previous drilling provide important information for explorationists. When a well
is drilled, small rock chips called cuttings are recovered from the drilling
fluid. These are ground up and broken off by the drill bit as it cuts into the
earth. Geologists, geochemists and palynologists, scientists who study pollen
and small fossils, examine the cuttings to learn more about the age, chemistry, porosity, permeability and other properties of the subsurface rock formations.
continuous cylindrical rock samples, called cores, can also be cut using a
special coring bit. Although coring adds to the cost of the well, laboratory
analysis and visual examination of the core provide additional important details
about the basin's history, the composition and physical characteristics of the
rock and any fluids within it.
Even if a well
fails to encounter oil or gas in commercial quantities, it still provides
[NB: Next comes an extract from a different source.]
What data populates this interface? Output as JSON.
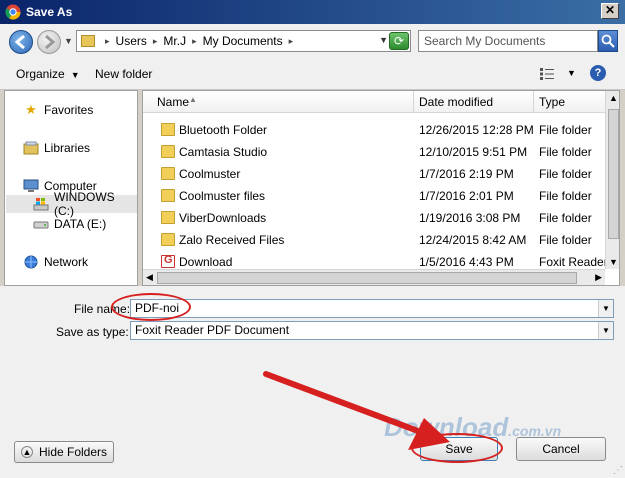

valuable information about underground rocks and structures. This may allow
explorationists to generate new prospects or to match up certain seismic
patterns with corresponding rock formations, which can lead to success with the
next well or the one after that.
Petroleum Communication Foundation. Our Petroleum Challenge: Exploring Canada's Oil and Gas Industry, Sixth Edition. Calgary: Petroleum Communication Foundation, 1999. With permission from the Centre for Energy.